Gambling is the only personal behavior with high potential for harm to self and others actively encouraged by civil government. Why the anomaly? Revenue
Most Americans say government should not legislate behavior any more than speech. Risky or self-destructive actions internal to an individual are personal freedoms when they don’t infringe on the rights or the welfare of others. That line, however, is hard to define.
Some smokers chafe at laws to ban smoking in indoor public places. There, sensitivities more than cancer-causing potential of second-hand smoke are detriments to others. No laws limit smoking in a home with young children, though beating and starving are prohibited. Inference: society considers domestic second-hand smoke relatively low-hazard.
Take money. Most people say that government should not decree what individuals may do with funds to which they have access (not necessarily really theirs). By this philosophy, there should be no laws that one cannot literally burn money, or spend it on valueless objects, or run up credit card debt or take out loans with no intent to repay. There aren’t. Even when others (close or remote) lose by these behaviors, society allows them. Inference: society considers wasting someone else’s money tough luck for that someone.
Recently I heard this “personal freedoms” theme from a friend about legalized gambling. My first response was to point out that active pathological and problem gamblers always abuse others around them, psychologically and fiscally. No problem gambler is an island. Those in recovery have always left mayhem behind. Even if launched with millions, like ex-Mayor Maureen O’Connor, they will all if active go broke eventually and start taking from others who trust them. My friend is too conservative or too libertarian to be swayed by the harm-to-others case as I put it.
He could not, however, refute the observation that no laws are made on purpose to encourage behaviors like heavy smoking around children at home. In contrast, changing laws to expand gambling so the state gets money from it encourages gambling. Addiction and Problem Gambling follow in too many people, despite “preventive” nostrums.
My friend acknowledged that in legalizing gambling government is not making irksome laws to curb personal behavior. Quite the reverse. By licensing gambling to get revenue (via lottery or tax on casino), government actually legislates in favor of personal behaviors some of which are bound to hurt trusted others. Those who say “legalized” gambling entitles anyone to use available money any way he or she wants deplore a ban such as New York has on non-tribal casinos. A ban, though, is to buffer gamblers and innocents around them, not to draw them in, not to exploit them.
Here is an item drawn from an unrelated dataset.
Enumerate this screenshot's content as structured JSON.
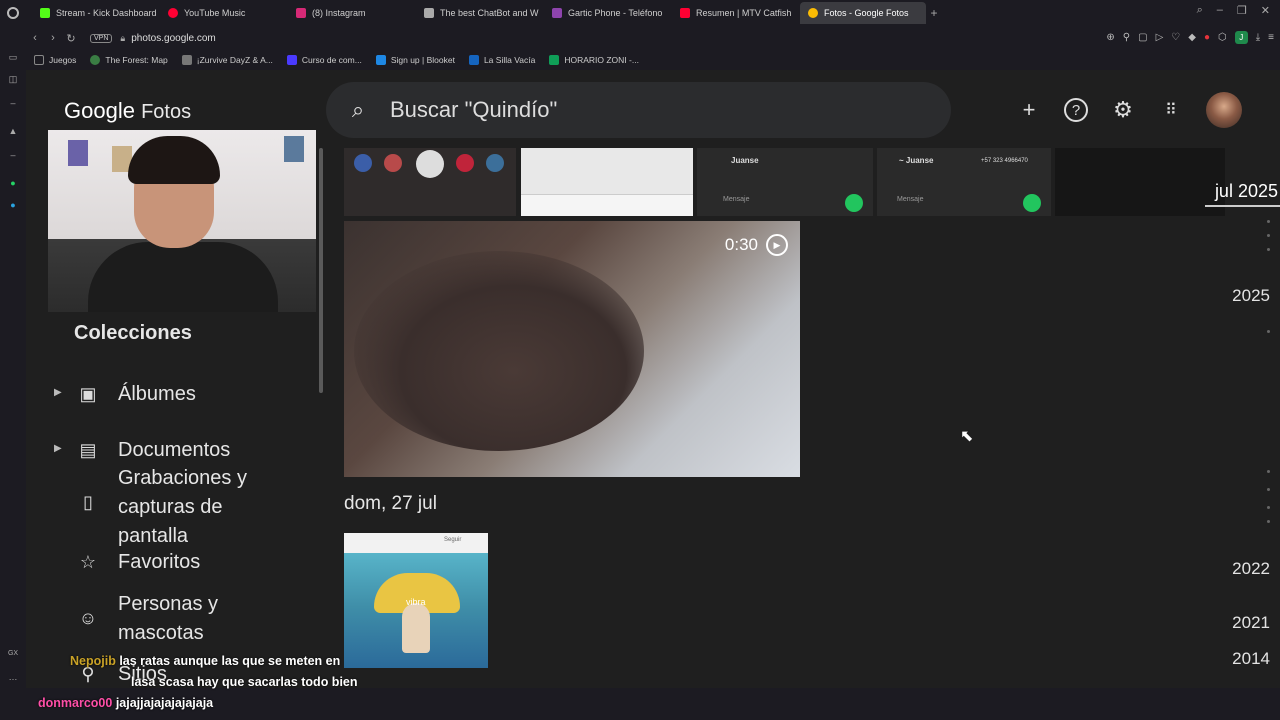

In granting license for gambling to raise revenue, government becomes an exploiter. This is plain wrong.
Note : The picture (from Google.com) shows the Marshalsea in 19th C. London. Charles Dickens knew this prison well. His father, though not a gambler, was usually in debt. Debtors were locked up, unable to earn money, until someone else sprang them.
The opinions in this post are those of the writer, Stephen Q. Shafer MD MPH. They do not necessarily reflect opinions of any or all other members of CAGNY. Permission is granted for reproduction in whole or in part as long as the source is acknowledged with the permalink above.